After graduating from school in 1957, Arkady left for Leningrad, where he enrolled in the S.M. Kirov Forestry Academy, and participated in amateur musical and theatrical productions, including student ensembles that wrote and performed their own songs written in English in the style of Louis Armstrong. Having become completely engrossed in student amateur art, he did not study very diligently and after each term was on the verge of being expelled. Finally, he had to discontinue his studies for a while and took an academic leave of absence.
Once, in the company of friends, Arkady sang about a dozen songs, which he recorded on tape.
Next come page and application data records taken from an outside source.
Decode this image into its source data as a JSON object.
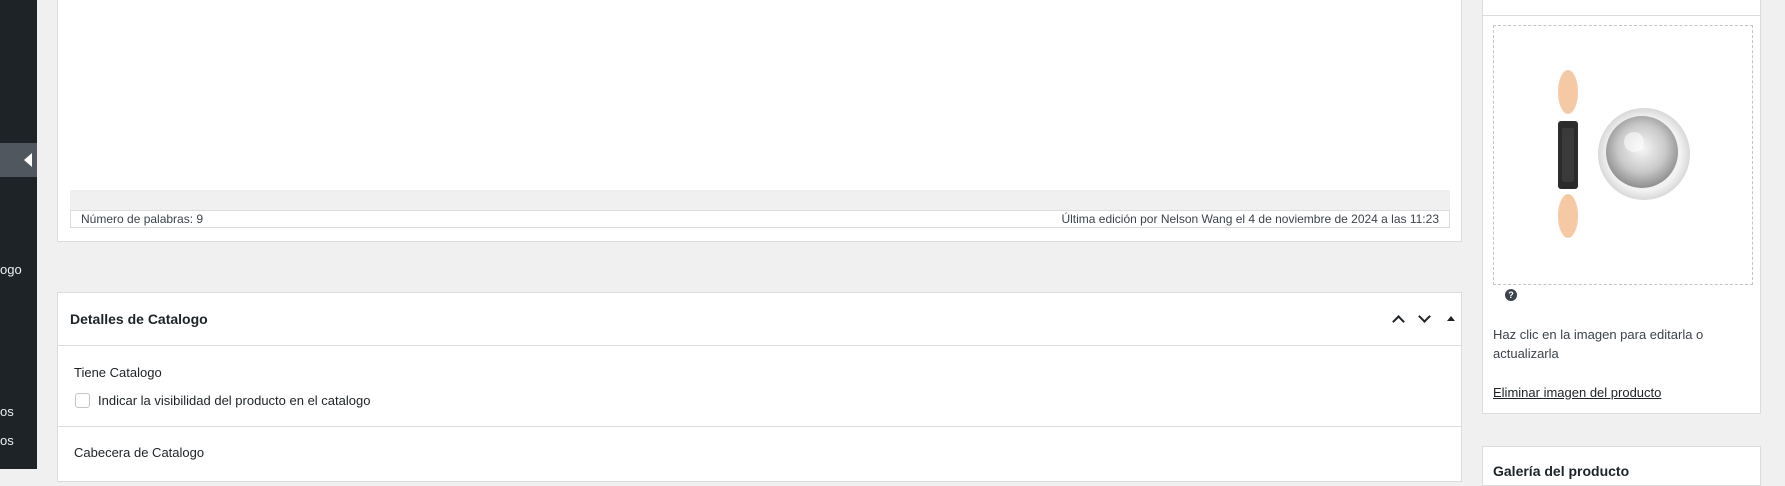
{
  "sidebar": {
    "fragments": [
      "ogo",
      "os",
      "os"
    ]
  },
  "editor": {
    "word_count": "Número de palabras: 9",
    "last_edit": "Última edición por Nelson Wang el 4 de noviembre de 2024 a las 11:23"
  },
  "catalog_box": {
    "title": "Detalles de Catalogo",
    "controls": [
      "chevron-up-icon",
      "chevron-down-icon",
      "toggle-triangle-icon"
    ],
    "has_catalog_label": "Tiene Catalogo",
    "visibility_checkbox_label": "Indicar la visibilidad del producto en el catalogo",
    "visibility_checked": false,
    "header_label": "Cabecera de Catalogo"
  },
  "product_image_panel": {
    "help_glyph": "?",
    "hint": "Haz clic en la imagen para editarla o actualizarla",
    "remove_link": "Eliminar imagen del producto"
  },
  "next_panel": {
    "title": "Galería del producto"
  },
  "colors": {
    "sidebar": "#1d2327",
    "sidebar_active": "#50575e",
    "background": "#f0f0f1",
    "border": "#dcdcde"
  }
}
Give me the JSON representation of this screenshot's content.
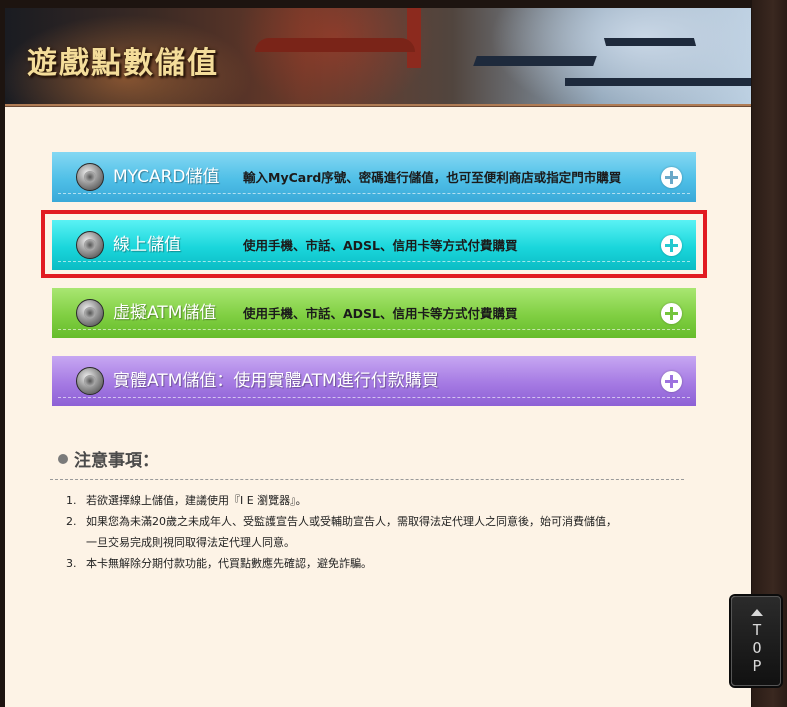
{
  "header": {
    "title": "遊戲點數儲值"
  },
  "options": [
    {
      "label": "MYCARD儲值",
      "desc": "輸入MyCard序號、密碼進行儲值，也可至便利商店或指定門市購買",
      "color": "#4fbfe7"
    },
    {
      "label": "線上儲值",
      "desc": "使用手機、市話、ADSL、信用卡等方式付費購買",
      "color": "#1ad6db",
      "highlighted": true
    },
    {
      "label": "虛擬ATM儲值",
      "desc": "使用手機、市話、ADSL、信用卡等方式付費購買",
      "color": "#80cf42"
    },
    {
      "label": "實體ATM儲值：使用實體ATM進行付款購買",
      "desc": "",
      "color": "#a57ae3"
    }
  ],
  "notice": {
    "title": "注意事項：",
    "items": [
      {
        "num": "1.",
        "text": "若欲選擇線上儲值，建議使用『I E 瀏覽器』。"
      },
      {
        "num": "2.",
        "text": "如果您為未滿20歲之未成年人、受監護宣告人或受輔助宣告人，需取得法定代理人之同意後，始可消費儲值，",
        "cont": "一旦交易完成則視同取得法定代理人同意。"
      },
      {
        "num": "3.",
        "text": "本卡無解除分期付款功能，代買點數應先確認，避免詐騙。"
      }
    ]
  },
  "top_button": {
    "label": "T\nO\nP"
  },
  "colors": {
    "highlight_border": "#e11b22",
    "page_bg": "#fdf3e6"
  }
}
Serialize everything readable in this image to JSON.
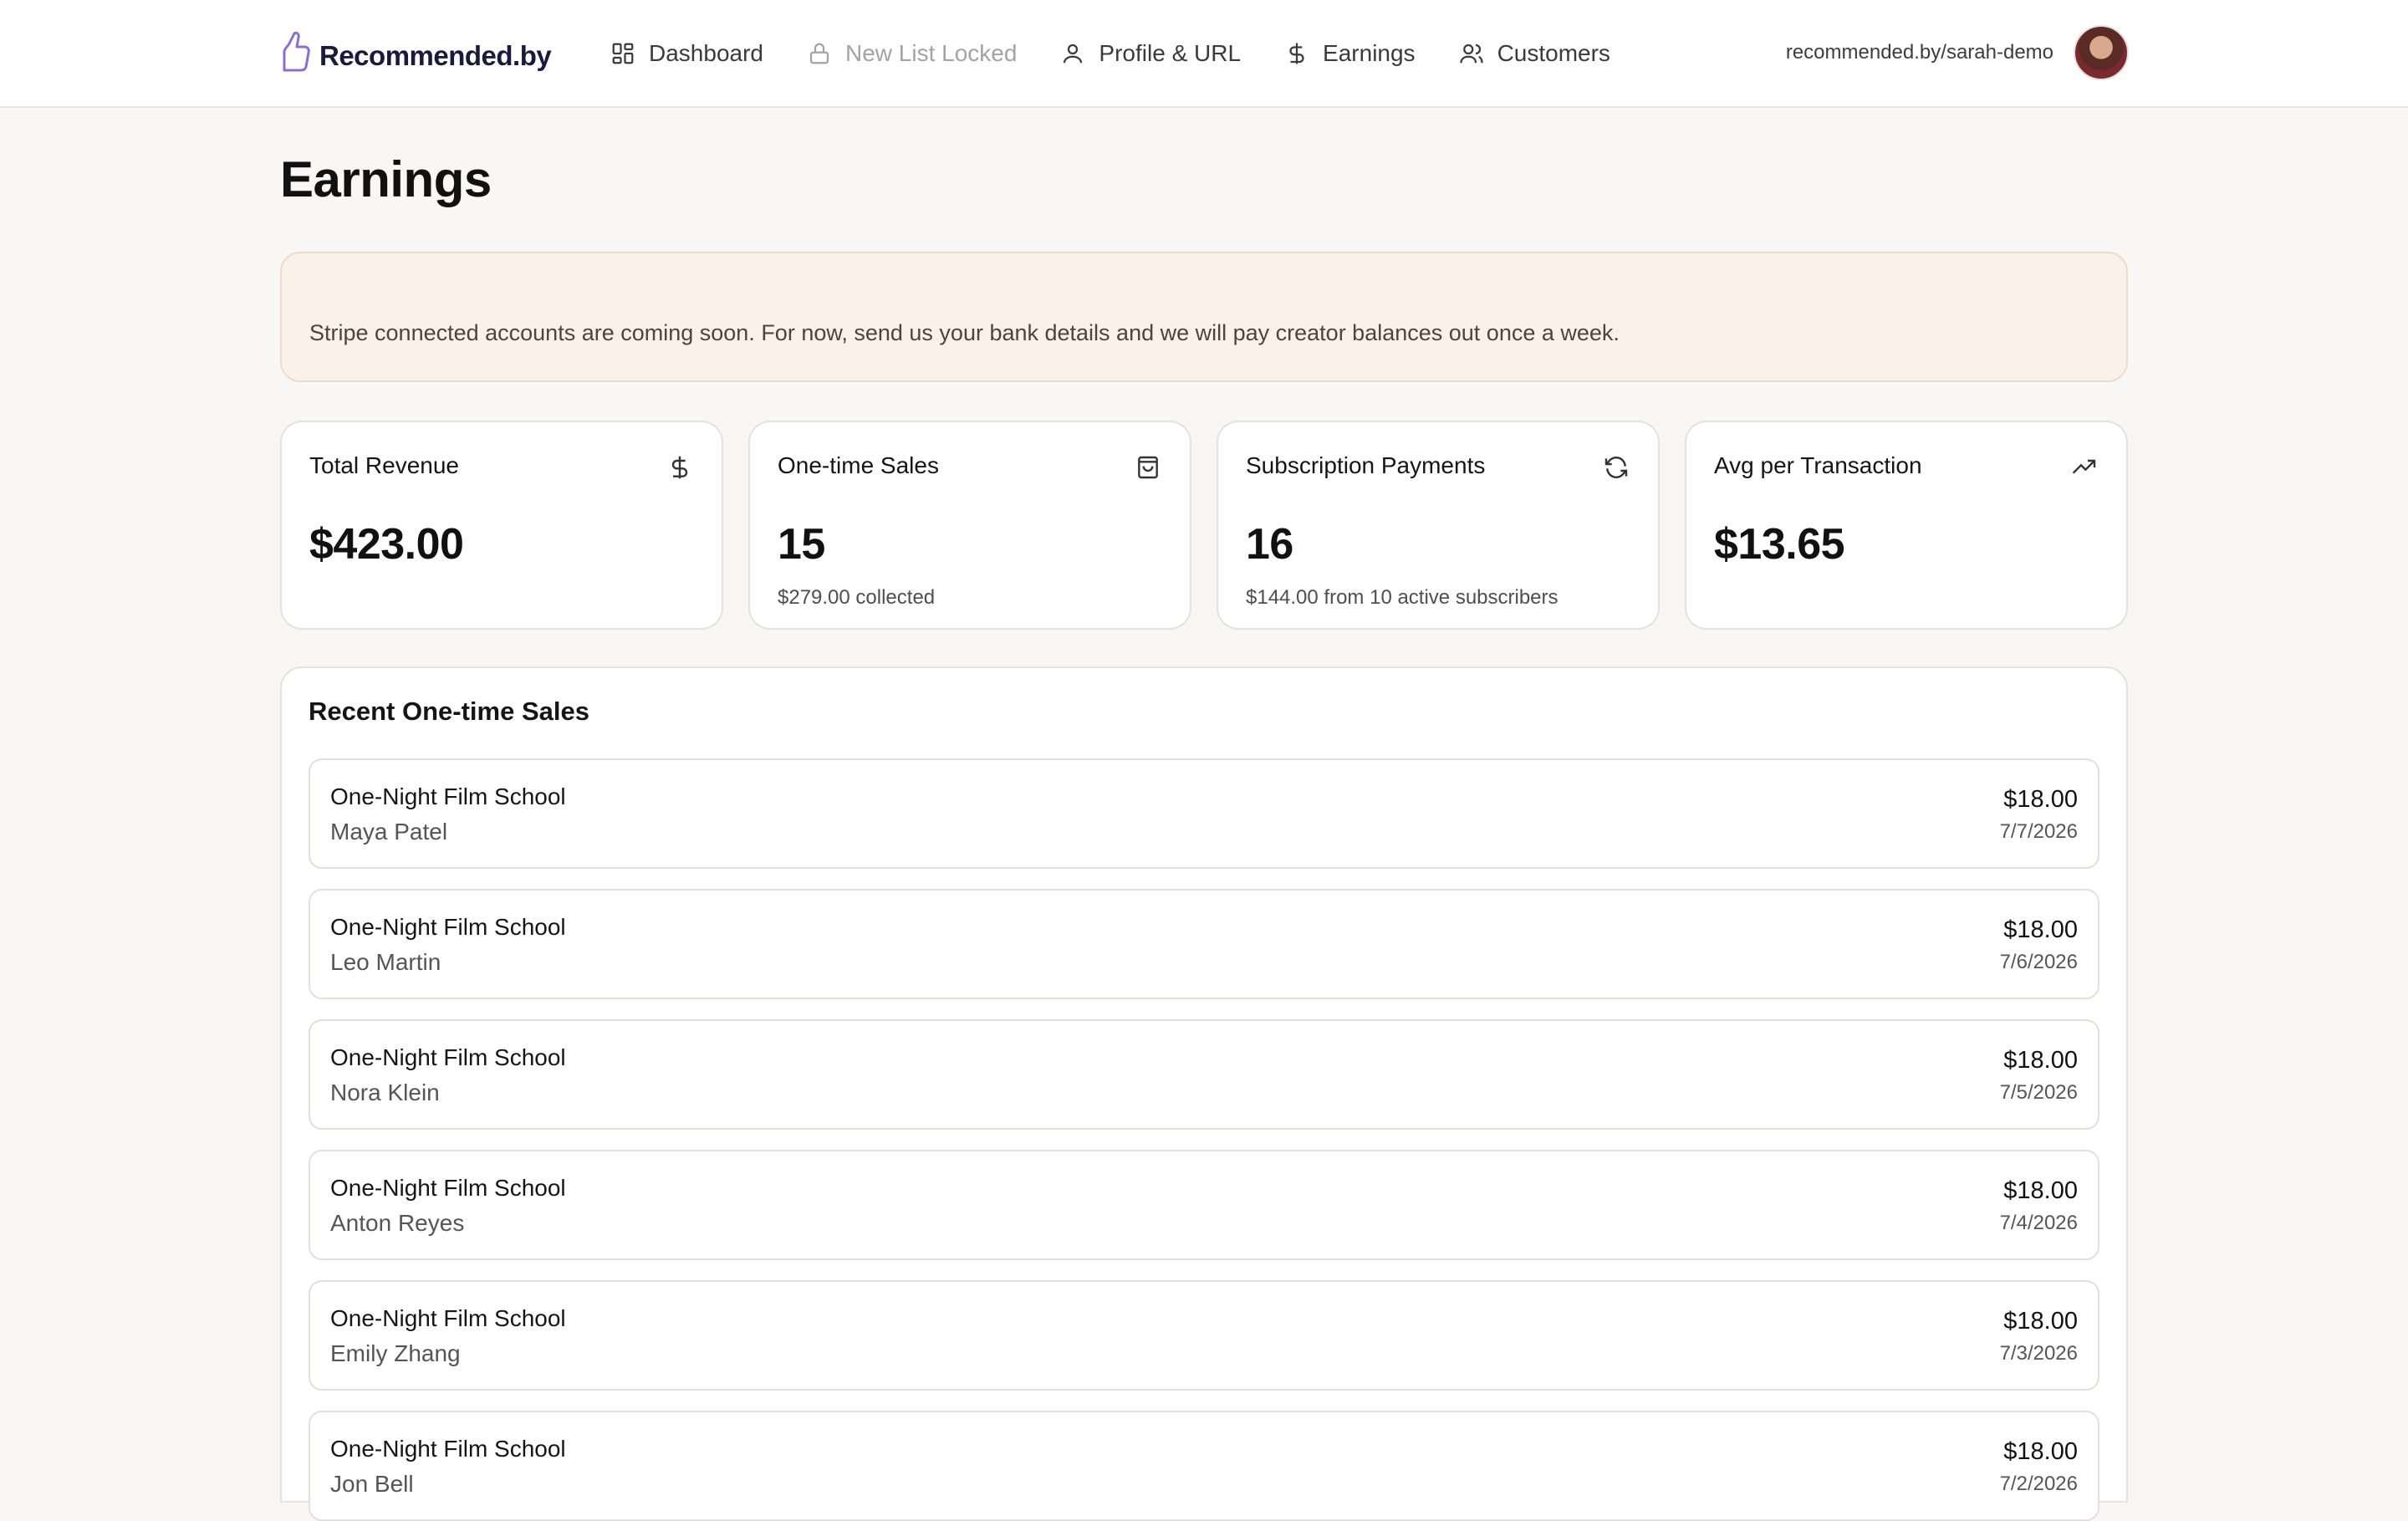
{
  "brand": {
    "name": "Recommended.by",
    "accent": "#7c5cc4"
  },
  "nav": {
    "items": [
      {
        "label": "Dashboard",
        "icon": "dashboard-icon"
      },
      {
        "label": "New List Locked",
        "icon": "lock-icon"
      },
      {
        "label": "Profile & URL",
        "icon": "user-icon"
      },
      {
        "label": "Earnings",
        "icon": "dollar-icon"
      },
      {
        "label": "Customers",
        "icon": "users-icon"
      }
    ]
  },
  "user": {
    "url": "recommended.by/sarah-demo"
  },
  "page": {
    "title": "Earnings"
  },
  "banner": {
    "text": "Stripe connected accounts are coming soon. For now, send us your bank details and we will pay creator balances out once a week."
  },
  "stats": [
    {
      "label": "Total Revenue",
      "value": "$423.00",
      "sub": "",
      "icon": "dollar-icon"
    },
    {
      "label": "One-time Sales",
      "value": "15",
      "sub": "$279.00 collected",
      "icon": "shopping-bag-icon"
    },
    {
      "label": "Subscription Payments",
      "value": "16",
      "sub": "$144.00 from 10 active subscribers",
      "icon": "refresh-icon"
    },
    {
      "label": "Avg per Transaction",
      "value": "$13.65",
      "sub": "",
      "icon": "trending-up-icon"
    }
  ],
  "sales": {
    "title": "Recent One-time Sales",
    "rows": [
      {
        "product": "One-Night Film School",
        "customer": "Maya Patel",
        "amount": "$18.00",
        "date": "7/7/2026"
      },
      {
        "product": "One-Night Film School",
        "customer": "Leo Martin",
        "amount": "$18.00",
        "date": "7/6/2026"
      },
      {
        "product": "One-Night Film School",
        "customer": "Nora Klein",
        "amount": "$18.00",
        "date": "7/5/2026"
      },
      {
        "product": "One-Night Film School",
        "customer": "Anton Reyes",
        "amount": "$18.00",
        "date": "7/4/2026"
      },
      {
        "product": "One-Night Film School",
        "customer": "Emily Zhang",
        "amount": "$18.00",
        "date": "7/3/2026"
      },
      {
        "product": "One-Night Film School",
        "customer": "Jon Bell",
        "amount": "$18.00",
        "date": "7/2/2026"
      }
    ]
  }
}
In 1963, his first recordings, with a total recording time of 35–40 minutes, were released. Upon receiving his degree in 1965, he was given an administrative job at SoyuzEksportLes (Wood Export Union). Nevertheless, working in an office environment was of little interest to him; he wanted to sing, and two years later destiny gave him his chance. In the summer of 1967, Arkady became acquainted with one Rudolf Fuchs, a person who recorded singers and songwriters who played the guitar. Fuchs had the idea of producing the novice’s first album in the form of a refined hoax, specifically a non-existent radio program, which was allegedly broadcast on the Soviet airwaves. Severny performed prison songs on the radio at the request of the program’s listening audience. The fake radio program turned out to be a major success, due to the provocative nature of the songs that were allegedly performed on Soviet radio.
The pseudonym "Severny" was adopted as a matter of style. In the 1960s, many of the Soviet Union's labour camps were located in the north of Russia. Severny being the Russian word for northern, it fit Severny's carefully cultivated image as a prison singer perfectly. Secondly, the pseudonym served as a cover, since in those years one could actually be sent to prison for giving underground concerts.
In 1968, Arkady was discharged from the Soviet army, where he had served as lieutenant for a year in a helicopter regiment not far from Leningrad. Having demobilized, the singer learned that during the period of his mandatory service, his popularity as a singer had grown considerably. He then received an invitation from producer Sergei Maklakov. Arkady performed his songs throughout an entire evening at Maklakov’s residence, resulting in 500 meters of recordings on the now outdated reel-to-reel tape recorder that were quickly disseminated throughout the entire Soviet Union and eventually gave rise to the popularity of the performer’s prison songs. It was with great pleasure that music lovers all over the country listened to the singer’s slightly hoarse voice performing such revived songs as Roast Chicken, School of Ballet Dance, I Lived in Noisy Odessa, Mother, I’m In Love With A Pilot, Tram #10 Passed By, and many others. During the recording, Severny would shout interjections such as In Odessa-, Back when I was in Odessa-, and others of the type, and mimicked the style of performance oft found in Odessa—again, part of his carefully cultivated image. Many of his listeners actually believed that he was from Odessa.
Severny managed to combine and concentrate practically the entire international lexicon of the "prison song" genre. Moreover, although it was understood that Severny himself performed as a character, and was not himself a criminal, the genre remained one of the most prominent in the 1970s and 1980s underground scene.
It should also be noted that the official culture of the Soviet "stagnation" period not only had as its foil the light non-conformism coming from the direction of the intelligentsia, but also the dark culture of the criminal world. Because Severny was not recognized by the authorities as a singer, he became a cult figure in the Soviet Union, with the population clamoring to get recordings of his underground concerts. Russian criminal culture thus became an essential integral part of the greater Russian culture.